Woodmere Club survey says?

Residents asked to weigh in on two town options


With the Town of Hempstead continuing to weigh its options concerning the Woodmere Club, Councilmen Anthony D’Esposito and Bruce Blakeman announced on May 17 that an official survey had been mailed to households within a half-mile of the club, whose address is 99 Meadow Drive.

Residents were asked to express their preference for one of two alternatives. The first is the creation of a park district, which could increase their average annual property taxes from $2,000 to $4,000 for at least the next 20 years. The town would have to buy the club land to create a park.

The second option, which takes into account the proposal by developers Efrem Gerszberg and Robert Weiss to build 285 homes on 114.25 acres of the club’s land, would restrict town rezoning of the 118-acre property to reduce the number of lots from 285 to roughly 60.

The deadline to return the survey is June 14.

Rich Regina, the attorney for the Town Board and a former attorney for the town’s Zoning Board, said the survey would help the town decide what to do next. “We felt it would be a great way to get feedback from our residents,” he said. “Once we get the survey feedback, we will take the next steps.” Regina did not say whether the town would consider using eminent domain to purchase the land in the future. Neither Blakeman nor D’Esposito responded to requests for comment by press time. Eminent domain is the right of a government to take private property for public use and compensate the owner.

Five Towns Civic Association board and founding member Mario Alex Joseph said that community members were assured last May by Town Board members that the town “would not drop the ball again” on developing of the Woodmere Club. Since then, he added, no additional information has been presented to the residents. With the help of two outside firms, the town is conducting studies on the viability of a park district.

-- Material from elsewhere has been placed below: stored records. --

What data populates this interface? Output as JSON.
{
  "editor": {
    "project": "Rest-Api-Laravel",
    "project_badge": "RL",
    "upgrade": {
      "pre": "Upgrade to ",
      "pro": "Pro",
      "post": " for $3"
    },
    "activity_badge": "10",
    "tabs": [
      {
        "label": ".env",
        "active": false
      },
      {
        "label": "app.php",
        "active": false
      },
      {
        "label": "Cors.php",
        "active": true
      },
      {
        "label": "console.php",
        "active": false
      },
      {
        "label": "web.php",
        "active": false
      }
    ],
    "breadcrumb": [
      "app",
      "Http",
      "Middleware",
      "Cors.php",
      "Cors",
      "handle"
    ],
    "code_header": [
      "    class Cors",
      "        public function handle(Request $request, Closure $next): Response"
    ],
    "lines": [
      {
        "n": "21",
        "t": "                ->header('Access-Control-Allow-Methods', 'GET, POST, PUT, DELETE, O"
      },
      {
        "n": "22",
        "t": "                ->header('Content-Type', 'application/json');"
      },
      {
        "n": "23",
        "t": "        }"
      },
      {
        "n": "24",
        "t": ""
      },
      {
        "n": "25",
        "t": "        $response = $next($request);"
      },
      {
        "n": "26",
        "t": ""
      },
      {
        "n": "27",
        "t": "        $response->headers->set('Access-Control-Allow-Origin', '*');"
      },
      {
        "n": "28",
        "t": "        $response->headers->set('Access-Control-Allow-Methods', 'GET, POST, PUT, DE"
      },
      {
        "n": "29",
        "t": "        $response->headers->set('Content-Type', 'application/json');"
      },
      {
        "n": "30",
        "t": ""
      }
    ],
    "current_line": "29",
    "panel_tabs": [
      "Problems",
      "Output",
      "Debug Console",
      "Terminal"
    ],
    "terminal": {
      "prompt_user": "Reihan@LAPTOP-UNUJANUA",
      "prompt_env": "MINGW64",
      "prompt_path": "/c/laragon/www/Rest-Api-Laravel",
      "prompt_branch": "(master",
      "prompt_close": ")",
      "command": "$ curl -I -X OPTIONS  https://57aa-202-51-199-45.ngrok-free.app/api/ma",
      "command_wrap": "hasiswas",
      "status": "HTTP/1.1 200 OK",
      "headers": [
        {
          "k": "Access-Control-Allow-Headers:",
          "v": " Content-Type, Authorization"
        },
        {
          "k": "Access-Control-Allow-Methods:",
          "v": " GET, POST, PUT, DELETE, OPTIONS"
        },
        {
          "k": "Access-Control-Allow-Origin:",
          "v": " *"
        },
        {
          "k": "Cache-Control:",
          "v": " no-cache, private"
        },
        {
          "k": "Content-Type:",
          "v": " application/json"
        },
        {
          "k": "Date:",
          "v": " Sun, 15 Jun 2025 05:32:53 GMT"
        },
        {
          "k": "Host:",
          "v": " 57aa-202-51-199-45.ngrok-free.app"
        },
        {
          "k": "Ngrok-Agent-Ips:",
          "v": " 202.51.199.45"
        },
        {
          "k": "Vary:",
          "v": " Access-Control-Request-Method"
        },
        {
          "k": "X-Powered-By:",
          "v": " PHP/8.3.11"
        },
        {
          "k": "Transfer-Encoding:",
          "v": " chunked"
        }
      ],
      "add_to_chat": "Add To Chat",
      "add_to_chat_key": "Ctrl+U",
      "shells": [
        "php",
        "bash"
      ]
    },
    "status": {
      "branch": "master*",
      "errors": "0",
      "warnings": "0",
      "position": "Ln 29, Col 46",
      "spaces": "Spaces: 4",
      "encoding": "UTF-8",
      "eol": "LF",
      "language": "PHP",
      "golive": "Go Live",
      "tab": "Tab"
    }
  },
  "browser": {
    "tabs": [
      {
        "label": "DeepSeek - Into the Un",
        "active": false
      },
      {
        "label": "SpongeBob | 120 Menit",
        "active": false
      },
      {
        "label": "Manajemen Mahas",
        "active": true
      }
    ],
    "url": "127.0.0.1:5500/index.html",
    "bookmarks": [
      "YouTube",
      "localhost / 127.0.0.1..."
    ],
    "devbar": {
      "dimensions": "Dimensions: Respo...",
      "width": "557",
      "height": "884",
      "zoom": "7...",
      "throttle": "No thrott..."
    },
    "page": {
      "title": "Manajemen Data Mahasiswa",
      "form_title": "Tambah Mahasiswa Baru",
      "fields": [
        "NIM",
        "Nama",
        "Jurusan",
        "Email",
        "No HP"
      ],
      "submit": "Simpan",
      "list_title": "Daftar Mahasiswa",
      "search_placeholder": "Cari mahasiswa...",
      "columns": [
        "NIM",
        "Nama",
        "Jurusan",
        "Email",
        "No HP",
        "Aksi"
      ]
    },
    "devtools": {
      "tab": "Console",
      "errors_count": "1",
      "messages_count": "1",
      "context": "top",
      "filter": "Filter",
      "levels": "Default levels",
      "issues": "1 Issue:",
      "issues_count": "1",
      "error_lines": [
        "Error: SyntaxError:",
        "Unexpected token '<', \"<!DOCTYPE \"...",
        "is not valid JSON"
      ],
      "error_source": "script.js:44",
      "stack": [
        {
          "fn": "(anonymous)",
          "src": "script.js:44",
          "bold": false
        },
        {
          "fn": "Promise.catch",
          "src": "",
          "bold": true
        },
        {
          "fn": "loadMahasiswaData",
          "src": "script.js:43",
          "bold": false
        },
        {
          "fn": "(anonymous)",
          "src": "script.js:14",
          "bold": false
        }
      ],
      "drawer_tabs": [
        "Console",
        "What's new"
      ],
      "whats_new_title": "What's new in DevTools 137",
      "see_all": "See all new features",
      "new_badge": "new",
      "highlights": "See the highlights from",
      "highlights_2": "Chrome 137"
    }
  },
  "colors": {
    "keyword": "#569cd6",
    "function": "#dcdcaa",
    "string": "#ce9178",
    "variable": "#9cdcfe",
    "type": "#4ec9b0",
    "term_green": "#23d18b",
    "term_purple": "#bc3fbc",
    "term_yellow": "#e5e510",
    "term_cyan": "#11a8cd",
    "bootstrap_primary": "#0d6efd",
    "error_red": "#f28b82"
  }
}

“And now,” Joseph said, “we have received an unsigned, purportedly official survey from the town that is replete with unsubstantiated claims that overwhelmingly focus on the promise of higher taxes. The developer couldn’t have marketed a more discouraging leaflet.” Joseph also said he believed no decisions should be made until studies being conducted by the town, state and U.S. Army Corps of Engineers focusing on the potential environmental impact of developing the club and flood mitigation are considered.

Gerszberg and Weiss purchased the 111-year-old Woodmere Club for roughly $9 million in 2017, agreeing to assume the nearly $15 million in debt that it had amassed. It is scheduled to close in 2021, and then development is expected to begin.

“We believe that certain statements promoted in the [survey] will bolster our lawsuit against the town,” Weiss said. “Their misinformation is startling, as it is either incompetence or outright lies.”
Gerszberg and Weiss brought a lawsuit against the town last year opposing the building moratorium it had imposed on private golf courses. The developers won the case, and the town is now appealing the decision. The developers and the Village of Woodsburgh agreed to drop a legal action on Feb. 25, because Gerszberg and Weiss were suing over the village’s six-month ban on subdividing property. “The town and village have already wasted over $500,000 in legal fees, consultants and flawed reports,” Gerszberg said, “with nothing to show for the money spent.”

Weiss said he believed the survey would be ineffective. “The survey was lacking the third option, which would promote the construction of much-needed new housing to be built on the Woodmere Club,” he said. “We have received over 100 serious inquiries from people in the community wanting to purchase homes for either themselves or their children.”

The club land straddles the villages of Lawrence and Woodsburgh and the hamlet of Woodmere, and extends to within 300 feet of the Village of Cedarhurst. The preliminary proposal for the development, called Willow View Estates, calls for 248 homes in Woodmere, 24 in Woodsburgh and 13 in Lawrence. Approval of the plan is required from each municipality. Five additional sites would be set aside for storm water basins. The Nassau County Department of Public Works Planning Commission is the lead agency in the State Environmental Quality Review Act study on the proposed development.

“The town continues to promote the idea of rezoning the Woodmere Club when they are aware that this action is illegal,” Gerszberg said. “We have already won the two lawsuits and will continue to litigate our property rights.”

A community meeting could be held in the near future. Town spokeswoman Susie Trenkle-Pokalsky said that the board wanted to review all the feedback from the survey before it decided on the next step.

Have an opinion about the town’s survey and development of the Woodmere Club? Send your letter to jbessen@liherald.com.